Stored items
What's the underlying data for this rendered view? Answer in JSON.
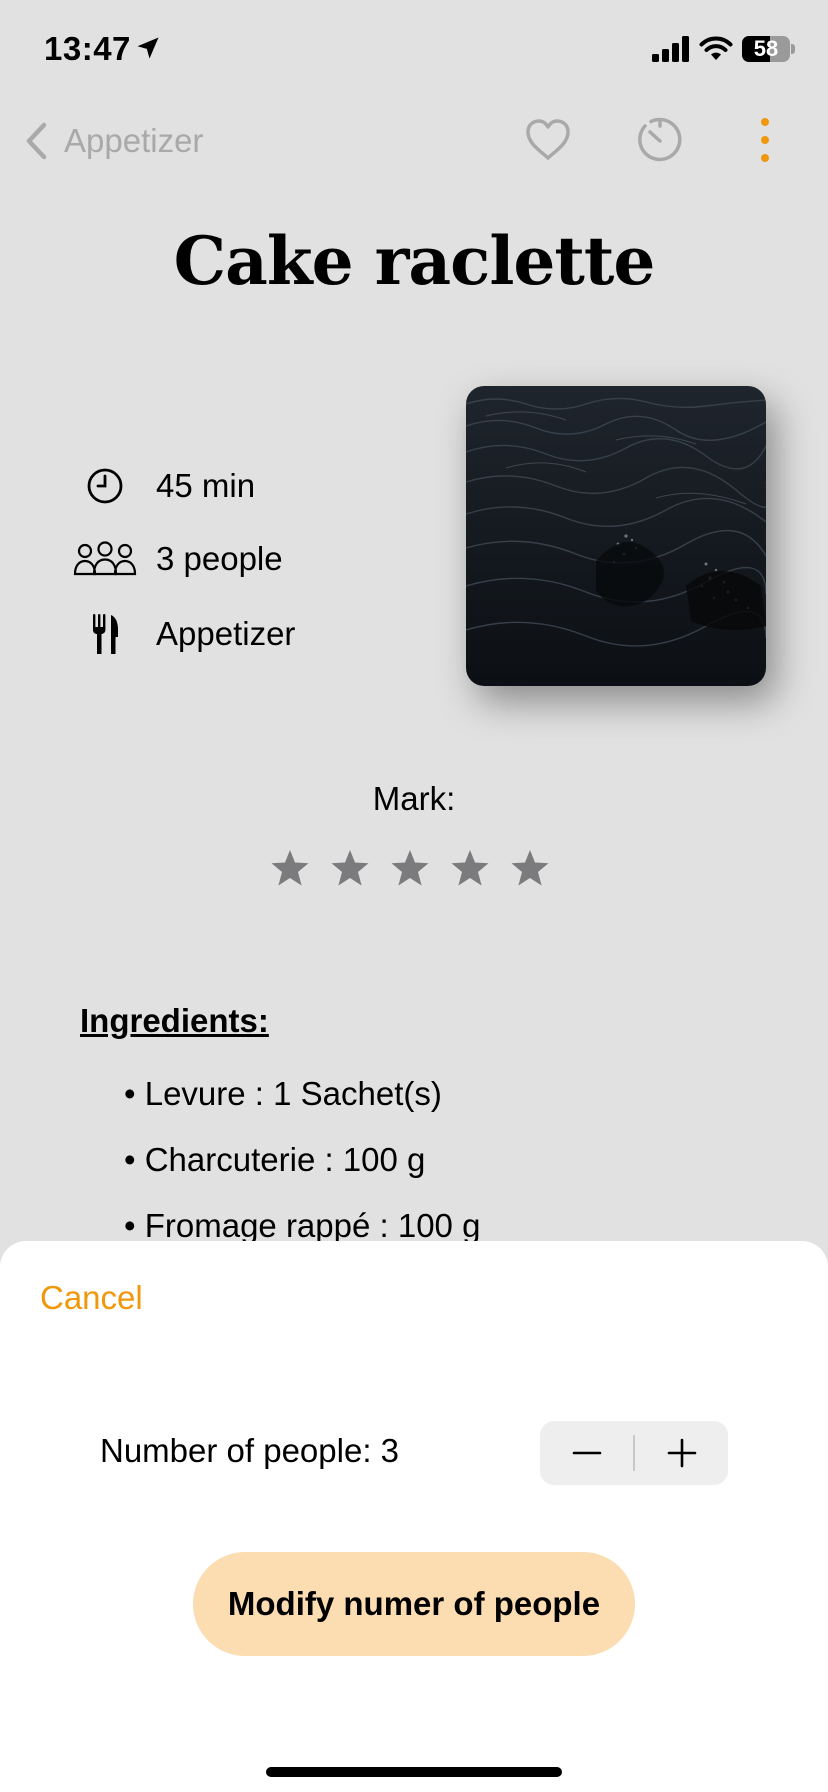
{
  "status_bar": {
    "time": "13:47",
    "battery_level": "58",
    "battery_fraction": 0.58
  },
  "nav": {
    "back_label": "Appetizer",
    "icons": [
      "chevron-left-icon",
      "heart-icon",
      "timer-icon",
      "more-vertical-icon"
    ]
  },
  "recipe": {
    "title": "Cake raclette",
    "time": "45 min",
    "servings": "3 people",
    "category": "Appetizer",
    "info_icons": [
      "clock-icon",
      "people-icon",
      "fork-knife-icon"
    ]
  },
  "rating": {
    "label": "Mark:",
    "max": 5,
    "value": 0
  },
  "ingredients": {
    "title": "Ingredients:",
    "items": [
      "• Levure : 1 Sachet(s)",
      "• Charcuterie : 100 g",
      "• Fromage rappé : 100 g"
    ]
  },
  "sheet": {
    "cancel_label": "Cancel",
    "people_label": "Number of people: 3",
    "modify_label": "Modify numer of people"
  },
  "colors": {
    "accent": "#f0980b",
    "button_bg": "#fcdcb1",
    "page_bg": "#e1e1e1",
    "star": "#7b7b7d"
  }
}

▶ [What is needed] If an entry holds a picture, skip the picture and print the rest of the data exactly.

▶ [Reply to the exercise]
What's the underlying data for this rendered view? Answer in JSON.
{
  "status_bar": {
    "time": "13:47",
    "battery_level": "58",
    "battery_fraction": 0.58
  },
  "nav": {
    "back_label": "Appetizer",
    "icons": [
      "chevron-left-icon",
      "heart-icon",
      "timer-icon",
      "more-vertical-icon"
    ]
  },
  "recipe": {
    "title": "Cake raclette",
    "time": "45 min",
    "servings": "3 people",
    "category": "Appetizer",
    "info_icons": [
      "clock-icon",
      "people-icon",
      "fork-knife-icon"
    ]
  },
  "rating": {
    "label": "Mark:",
    "max": 5,
    "value": 0
  },
  "ingredients": {
    "title": "Ingredients:",
    "items": [
      "• Levure : 1 Sachet(s)",
      "• Charcuterie : 100 g",
      "• Fromage rappé : 100 g"
    ]
  },
  "sheet": {
    "cancel_label": "Cancel",
    "people_label": "Number of people: 3",
    "modify_label": "Modify numer of people"
  },
  "colors": {
    "accent": "#f0980b",
    "button_bg": "#fcdcb1",
    "page_bg": "#e1e1e1",
    "star": "#7b7b7d"
  }
}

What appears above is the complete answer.